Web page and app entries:

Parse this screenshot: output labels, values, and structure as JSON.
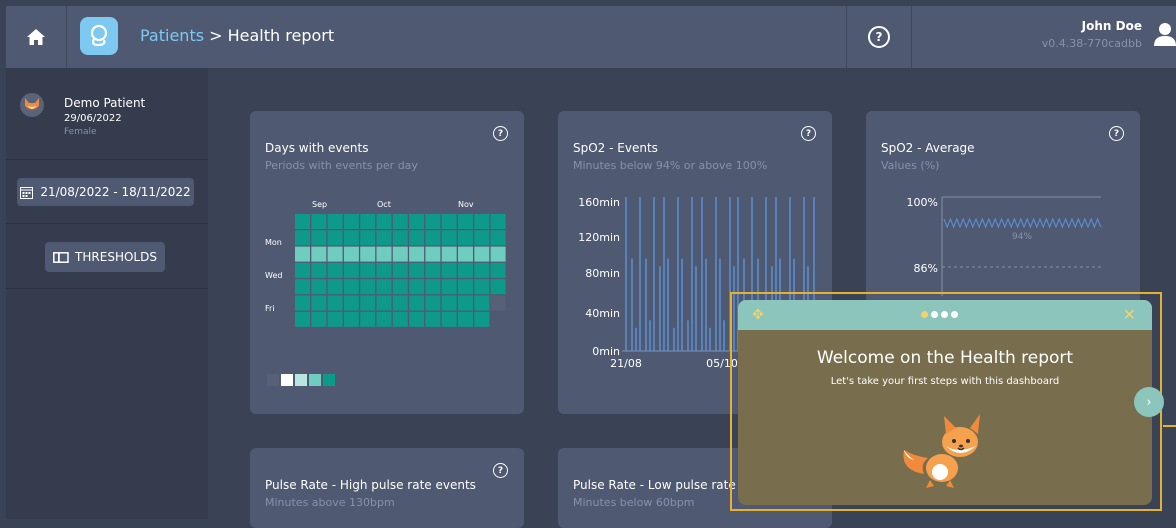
{
  "header": {
    "breadcrumb_link": "Patients",
    "breadcrumb_sep": " > ",
    "breadcrumb_current": "Health report",
    "user_name": "John Doe",
    "version": "v0.4.38-770cadbb"
  },
  "sidebar": {
    "patient_name": "Demo Patient",
    "patient_date": "29/06/2022",
    "patient_sex": "Female",
    "date_range": "21/08/2022 - 18/11/2022",
    "thresholds_label": "THRESHOLDS"
  },
  "cards": {
    "days_events": {
      "title": "Days with events",
      "subtitle": "Periods with events per day",
      "months": [
        "Sep",
        "Oct",
        "Nov"
      ],
      "days": [
        "Mon",
        "Wed",
        "Fri"
      ]
    },
    "spo2_events": {
      "title": "SpO2 - Events",
      "subtitle": "Minutes below 94% or above 100%",
      "yticks": [
        "160min",
        "120min",
        "80min",
        "40min",
        "0min"
      ],
      "xticks": [
        "21/08",
        "05/10"
      ]
    },
    "spo2_average": {
      "title": "SpO2 - Average",
      "subtitle": "Values (%)",
      "yticks": [
        "100%",
        "86%"
      ],
      "avg_label": "94%"
    },
    "pulse_high": {
      "title": "Pulse Rate - High pulse rate events",
      "subtitle": "Minutes above 130bpm"
    },
    "pulse_low": {
      "title": "Pulse Rate - Low pulse rate eve",
      "subtitle": "Minutes below 60bpm"
    }
  },
  "tour": {
    "title": "Welcome on the Health report",
    "subtitle": "Let's take your first steps with this dashboard",
    "step": 1,
    "steps": 4
  },
  "colors": {
    "accent": "#7ec9f2",
    "teal": "#0e9a8b",
    "teal_light": "#6fcdc0",
    "highlight": "#e6b12e",
    "bar": "#5b93d8"
  }
}
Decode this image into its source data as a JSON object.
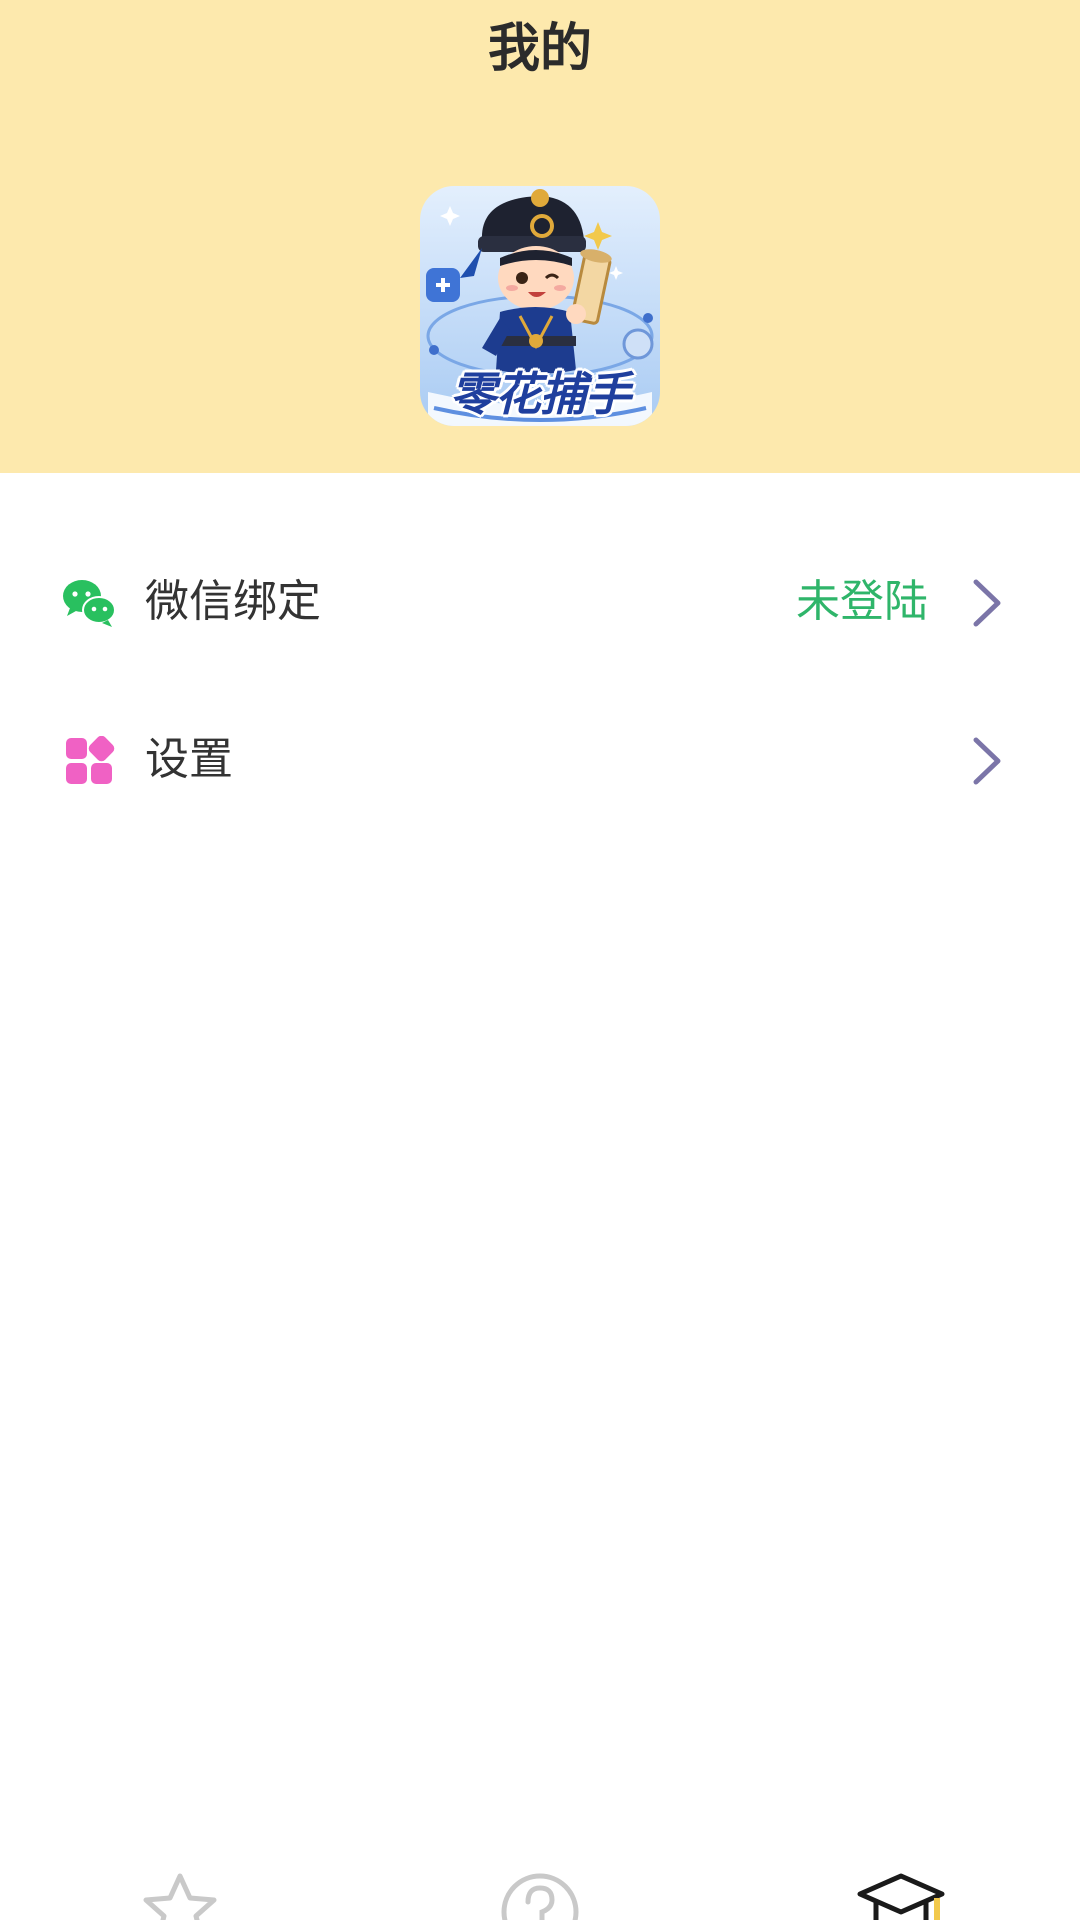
{
  "header": {
    "title": "我的",
    "logo_text": "零花捕手",
    "background_color": "#fde9ad"
  },
  "menu": [
    {
      "icon": "wechat-icon",
      "label": "微信绑定",
      "status": "未登陆",
      "status_color": "#2fb56a"
    },
    {
      "icon": "grid-apps-icon",
      "label": "设置",
      "icon_color": "#f061c4"
    }
  ],
  "tabbar": {
    "tabs": [
      {
        "icon": "star-icon"
      },
      {
        "icon": "question-icon"
      },
      {
        "icon": "graduation-cap-icon",
        "active": true
      }
    ]
  }
}
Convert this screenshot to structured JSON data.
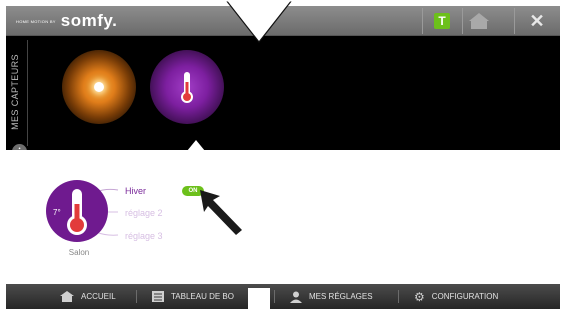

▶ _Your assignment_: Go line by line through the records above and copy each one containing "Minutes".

▶ _Answer box_:
      "subtitle": "Minutes below 94% or above 100%",
      "subtitle": "Minutes above 130bpm"
      "subtitle": "Minutes below 60bpm"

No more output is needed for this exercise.